┌─ Information shown

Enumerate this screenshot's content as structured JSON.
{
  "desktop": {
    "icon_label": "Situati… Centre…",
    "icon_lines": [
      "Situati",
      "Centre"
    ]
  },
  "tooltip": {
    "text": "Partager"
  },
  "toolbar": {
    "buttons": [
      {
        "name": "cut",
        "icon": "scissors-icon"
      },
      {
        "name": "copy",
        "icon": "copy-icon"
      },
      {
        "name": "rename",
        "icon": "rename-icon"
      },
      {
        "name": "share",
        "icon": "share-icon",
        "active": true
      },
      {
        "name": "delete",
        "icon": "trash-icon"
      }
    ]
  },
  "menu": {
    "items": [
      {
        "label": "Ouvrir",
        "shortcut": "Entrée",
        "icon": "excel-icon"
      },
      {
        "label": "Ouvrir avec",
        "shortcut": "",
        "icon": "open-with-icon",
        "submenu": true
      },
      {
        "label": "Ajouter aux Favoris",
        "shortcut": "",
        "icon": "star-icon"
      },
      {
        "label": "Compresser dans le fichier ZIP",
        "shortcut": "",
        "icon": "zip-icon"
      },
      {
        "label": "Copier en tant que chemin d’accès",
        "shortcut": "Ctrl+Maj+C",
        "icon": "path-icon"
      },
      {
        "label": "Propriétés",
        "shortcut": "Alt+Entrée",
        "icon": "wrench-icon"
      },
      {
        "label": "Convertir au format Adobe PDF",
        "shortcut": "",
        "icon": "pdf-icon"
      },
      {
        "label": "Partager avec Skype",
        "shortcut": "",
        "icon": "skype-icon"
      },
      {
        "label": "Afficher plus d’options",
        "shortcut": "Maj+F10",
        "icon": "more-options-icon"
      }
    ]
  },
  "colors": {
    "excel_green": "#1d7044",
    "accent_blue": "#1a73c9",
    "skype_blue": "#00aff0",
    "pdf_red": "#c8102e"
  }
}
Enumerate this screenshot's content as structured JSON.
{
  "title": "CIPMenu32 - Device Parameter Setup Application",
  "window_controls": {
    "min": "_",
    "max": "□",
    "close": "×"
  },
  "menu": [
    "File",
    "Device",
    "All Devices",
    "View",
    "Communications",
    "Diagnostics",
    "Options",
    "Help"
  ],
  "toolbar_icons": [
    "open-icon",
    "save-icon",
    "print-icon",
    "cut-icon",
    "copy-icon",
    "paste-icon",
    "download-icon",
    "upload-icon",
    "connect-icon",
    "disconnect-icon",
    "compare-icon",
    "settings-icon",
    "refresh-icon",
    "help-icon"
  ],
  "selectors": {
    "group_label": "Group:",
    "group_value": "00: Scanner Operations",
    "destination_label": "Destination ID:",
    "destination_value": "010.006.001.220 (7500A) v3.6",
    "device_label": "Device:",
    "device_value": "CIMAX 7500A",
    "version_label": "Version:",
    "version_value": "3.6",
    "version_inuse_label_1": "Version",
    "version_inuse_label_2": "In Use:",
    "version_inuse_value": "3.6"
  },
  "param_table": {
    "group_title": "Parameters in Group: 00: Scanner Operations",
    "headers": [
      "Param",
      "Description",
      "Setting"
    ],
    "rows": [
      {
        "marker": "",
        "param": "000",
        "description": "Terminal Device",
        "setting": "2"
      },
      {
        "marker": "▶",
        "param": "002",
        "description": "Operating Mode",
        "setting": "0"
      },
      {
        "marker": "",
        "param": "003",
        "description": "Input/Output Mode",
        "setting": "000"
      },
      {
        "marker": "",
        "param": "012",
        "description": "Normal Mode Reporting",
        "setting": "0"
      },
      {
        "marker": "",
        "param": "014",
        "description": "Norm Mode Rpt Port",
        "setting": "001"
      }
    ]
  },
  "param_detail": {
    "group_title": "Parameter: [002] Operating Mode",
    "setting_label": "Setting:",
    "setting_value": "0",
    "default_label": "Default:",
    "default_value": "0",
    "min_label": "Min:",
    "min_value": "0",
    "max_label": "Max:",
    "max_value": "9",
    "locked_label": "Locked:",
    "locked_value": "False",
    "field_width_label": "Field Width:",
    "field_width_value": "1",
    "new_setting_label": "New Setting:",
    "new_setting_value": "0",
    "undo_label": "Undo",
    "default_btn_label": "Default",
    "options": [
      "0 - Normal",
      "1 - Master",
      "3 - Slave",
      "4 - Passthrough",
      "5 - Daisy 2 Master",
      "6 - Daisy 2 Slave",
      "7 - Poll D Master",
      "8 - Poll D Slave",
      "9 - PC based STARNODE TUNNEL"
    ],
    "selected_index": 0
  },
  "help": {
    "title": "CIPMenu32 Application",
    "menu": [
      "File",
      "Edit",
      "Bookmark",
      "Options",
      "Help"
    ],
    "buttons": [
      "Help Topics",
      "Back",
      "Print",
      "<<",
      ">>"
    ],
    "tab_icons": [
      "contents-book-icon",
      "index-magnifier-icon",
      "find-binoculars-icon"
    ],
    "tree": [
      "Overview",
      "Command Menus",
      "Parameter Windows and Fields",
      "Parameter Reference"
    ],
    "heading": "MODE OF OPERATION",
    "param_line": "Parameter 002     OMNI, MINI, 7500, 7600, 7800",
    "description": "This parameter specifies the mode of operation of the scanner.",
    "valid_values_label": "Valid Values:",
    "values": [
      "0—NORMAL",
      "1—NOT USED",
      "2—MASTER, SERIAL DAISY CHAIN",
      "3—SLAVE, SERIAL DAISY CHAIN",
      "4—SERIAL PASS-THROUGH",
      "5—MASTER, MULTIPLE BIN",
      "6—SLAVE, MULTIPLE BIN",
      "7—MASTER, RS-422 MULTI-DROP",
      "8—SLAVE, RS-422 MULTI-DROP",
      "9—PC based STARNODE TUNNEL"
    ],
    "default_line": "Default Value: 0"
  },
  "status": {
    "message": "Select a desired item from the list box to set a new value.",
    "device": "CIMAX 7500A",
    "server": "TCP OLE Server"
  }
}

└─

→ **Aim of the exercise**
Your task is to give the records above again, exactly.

→ **Answer space**
Enumerate this screenshot's content as structured JSON.
{
  "desktop": {
    "icon_label": "Situati… Centre…",
    "icon_lines": [
      "Situati",
      "Centre"
    ]
  },
  "tooltip": {
    "text": "Partager"
  },
  "toolbar": {
    "buttons": [
      {
        "name": "cut",
        "icon": "scissors-icon"
      },
      {
        "name": "copy",
        "icon": "copy-icon"
      },
      {
        "name": "rename",
        "icon": "rename-icon"
      },
      {
        "name": "share",
        "icon": "share-icon",
        "active": true
      },
      {
        "name": "delete",
        "icon": "trash-icon"
      }
    ]
  },
  "menu": {
    "items": [
      {
        "label": "Ouvrir",
        "shortcut": "Entrée",
        "icon": "excel-icon"
      },
      {
        "label": "Ouvrir avec",
        "shortcut": "",
        "icon": "open-with-icon",
        "submenu": true
      },
      {
        "label": "Ajouter aux Favoris",
        "shortcut": "",
        "icon": "star-icon"
      },
      {
        "label": "Compresser dans le fichier ZIP",
        "shortcut": "",
        "icon": "zip-icon"
      },
      {
        "label": "Copier en tant que chemin d’accès",
        "shortcut": "Ctrl+Maj+C",
        "icon": "path-icon"
      },
      {
        "label": "Propriétés",
        "shortcut": "Alt+Entrée",
        "icon": "wrench-icon"
      },
      {
        "label": "Convertir au format Adobe PDF",
        "shortcut": "",
        "icon": "pdf-icon"
      },
      {
        "label": "Partager avec Skype",
        "shortcut": "",
        "icon": "skype-icon"
      },
      {
        "label": "Afficher plus d’options",
        "shortcut": "Maj+F10",
        "icon": "more-options-icon"
      }
    ]
  },
  "colors": {
    "excel_green": "#1d7044",
    "accent_blue": "#1a73c9",
    "skype_blue": "#00aff0",
    "pdf_red": "#c8102e"
  }
}
Enumerate this screenshot's content as structured JSON.
{
  "title": "CIPMenu32 - Device Parameter Setup Application",
  "window_controls": {
    "min": "_",
    "max": "□",
    "close": "×"
  },
  "menu": [
    "File",
    "Device",
    "All Devices",
    "View",
    "Communications",
    "Diagnostics",
    "Options",
    "Help"
  ],
  "toolbar_icons": [
    "open-icon",
    "save-icon",
    "print-icon",
    "cut-icon",
    "copy-icon",
    "paste-icon",
    "download-icon",
    "upload-icon",
    "connect-icon",
    "disconnect-icon",
    "compare-icon",
    "settings-icon",
    "refresh-icon",
    "help-icon"
  ],
  "selectors": {
    "group_label": "Group:",
    "group_value": "00: Scanner Operations",
    "destination_label": "Destination ID:",
    "destination_value": "010.006.001.220 (7500A) v3.6",
    "device_label": "Device:",
    "device_value": "CIMAX 7500A",
    "version_label": "Version:",
    "version_value": "3.6",
    "version_inuse_label_1": "Version",
    "version_inuse_label_2": "In Use:",
    "version_inuse_value": "3.6"
  },
  "param_table": {
    "group_title": "Parameters in Group: 00: Scanner Operations",
    "headers": [
      "Param",
      "Description",
      "Setting"
    ],
    "rows": [
      {
        "marker": "",
        "param": "000",
        "description": "Terminal Device",
        "setting": "2"
      },
      {
        "marker": "▶",
        "param": "002",
        "description": "Operating Mode",
        "setting": "0"
      },
      {
        "marker": "",
        "param": "003",
        "description": "Input/Output Mode",
        "setting": "000"
      },
      {
        "marker": "",
        "param": "012",
        "description": "Normal Mode Reporting",
        "setting": "0"
      },
      {
        "marker": "",
        "param": "014",
        "description": "Norm Mode Rpt Port",
        "setting": "001"
      }
    ]
  },
  "param_detail": {
    "group_title": "Parameter: [002] Operating Mode",
    "setting_label": "Setting:",
    "setting_value": "0",
    "default_label": "Default:",
    "default_value": "0",
    "min_label": "Min:",
    "min_value": "0",
    "max_label": "Max:",
    "max_value": "9",
    "locked_label": "Locked:",
    "locked_value": "False",
    "field_width_label": "Field Width:",
    "field_width_value": "1",
    "new_setting_label": "New Setting:",
    "new_setting_value": "0",
    "undo_label": "Undo",
    "default_btn_label": "Default",
    "options": [
      "0 - Normal",
      "1 - Master",
      "3 - Slave",
      "4 - Passthrough",
      "5 - Daisy 2 Master",
      "6 - Daisy 2 Slave",
      "7 - Poll D Master",
      "8 - Poll D Slave",
      "9 - PC based STARNODE TUNNEL"
    ],
    "selected_index": 0
  },
  "help": {
    "title": "CIPMenu32 Application",
    "menu": [
      "File",
      "Edit",
      "Bookmark",
      "Options",
      "Help"
    ],
    "buttons": [
      "Help Topics",
      "Back",
      "Print",
      "<<",
      ">>"
    ],
    "tab_icons": [
      "contents-book-icon",
      "index-magnifier-icon",
      "find-binoculars-icon"
    ],
    "tree": [
      "Overview",
      "Command Menus",
      "Parameter Windows and Fields",
      "Parameter Reference"
    ],
    "heading": "MODE OF OPERATION",
    "param_line": "Parameter 002     OMNI, MINI, 7500, 7600, 7800",
    "description": "This parameter specifies the mode of operation of the scanner.",
    "valid_values_label": "Valid Values:",
    "values": [
      "0—NORMAL",
      "1—NOT USED",
      "2—MASTER, SERIAL DAISY CHAIN",
      "3—SLAVE, SERIAL DAISY CHAIN",
      "4—SERIAL PASS-THROUGH",
      "5—MASTER, MULTIPLE BIN",
      "6—SLAVE, MULTIPLE BIN",
      "7—MASTER, RS-422 MULTI-DROP",
      "8—SLAVE, RS-422 MULTI-DROP",
      "9—PC based STARNODE TUNNEL"
    ],
    "default_line": "Default Value: 0"
  },
  "status": {
    "message": "Select a desired item from the list box to set a new value.",
    "device": "CIMAX 7500A",
    "server": "TCP OLE Server"
  }
}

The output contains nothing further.